Proxy advisers now face real scrutiny

July 22, 2014 08:44 IST

The Securities and Exchange Board of India’s (Sebi's) planned research analyst regulations will also apply to proxy advisory services which provide advice on corporate governance and issue voting recommendations to institutional shareholders regarding company resolutions.

The norms would require them to maintain a minimum net worth, disclose the extent of research behind their recommendations, and policies on interacting with and getting responses from the companies on which they are issuing reports.

“Many developed markets don’t have regulations for the industry... The amount for net worth is not huge but one will have to keep monitoring these things and the compliance burden goes up as a result,” said an official at one firm.

“The net worth requirement for such firms is not something we are in agreement with as a principle, though compliance should not be a problem. Also research analysts and proxy advisers are different on a fundamental level, so I am not sure that it would be appropriate to bracket the two together,” said an executive at a second proxy advisory firm.

Sebi requires research analyst entities to have a net worth of at least Rs 25 lakh if they are corporate bodies and limited liability partnerships under the draft research analyst regulations. Individuals and partnership firms are required to have a net worth of at least Rs 1 lakh.

The new norms were finalised in Sebi’s June board meeting but are yet to be published in the Official Gazette, which would give it the effect of law.

It was earlier believed that they might be kept out of the ambit of research analyst regulations, since they did not give ‘buy’ or ‘sell’ recommendations like typical research reports.

“There is a need for regulation of such analytical services inter alia to ensure that such recommendations/advices are unbiased, independent, objective and there is no conflict with other activities... Thus, proxy advisers shall be registered and regulated under the draft regulations,” according to the minutes of the Sebi board meeting in June, which includes a draft copy of the new regulations.

Adding: “In case of any inconsistency or difficulty in respect of applicability of provisions of these regulations to proxy advisers, the Board may issue such clarifications or exemptions as may be deemed appropriate.”

The regulations also eased a proposed rule under which research reports by entities located outside India would only be permitted if they had a local presence. 

“The requirement for incorporating an Indian subsidiary or establishing an Indian office may be onerous and, therefore, has been replaced with a requirement to enter into an arrangement with a research analyst or research entity registered as research analyst under the regulations,” it said.
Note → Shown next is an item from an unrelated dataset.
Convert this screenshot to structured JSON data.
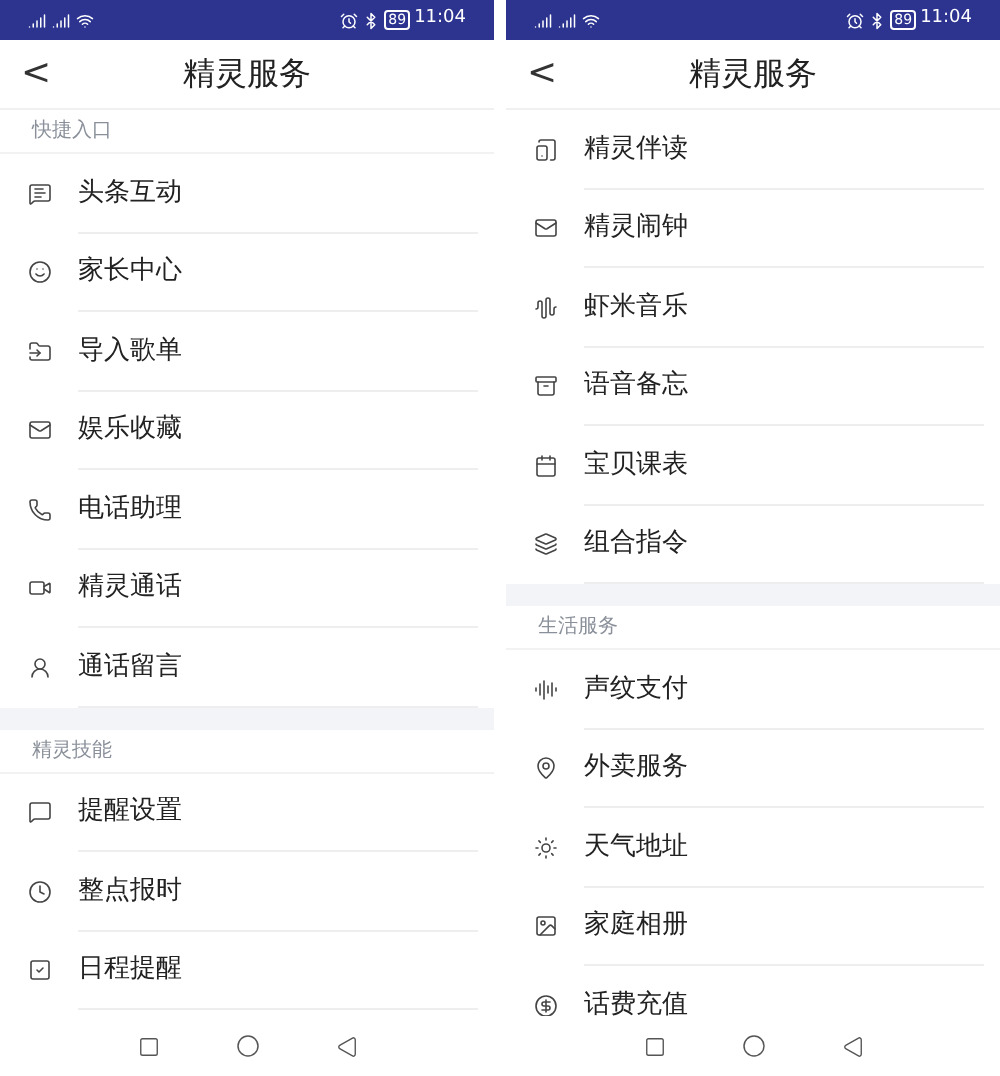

The local entity can distribute the third-party reports. 

The regulations also sought to remove a conflict of interest between those providing research services and associate firms which deal with the company.

“The compensation of individual research analyst shall be determined by board of directors/committee of directors of the research entity which does not consist of representatives from the merchant banking or investment banking or brokerage services department,” it said. 

There is a framework for regulating research analysts in a number of countries, including America, Britain, Hong Kong and Singapore. However, there has been little in the way of regulating proxy advisory firms. 

A publication from the US Securities and Exchange Commission recently came out with suggested guidelines on the responsibilities of investment advisers in retaining proxy advisory firms, though this is not a regulation and also does not have ‘official’ status.

The Canadian Securities Administrators has also come out with a consultation paper on the potential regulation of proxy advisory firms. 

“This does not send a good signal to institutional investors. Proxy advisory firms allow them an outlet to raise issues of governance. This benefits not just them but also the rest of the market, including retail investors,” said one of the people quoted above.

Sachin P Mampatta in Mumbai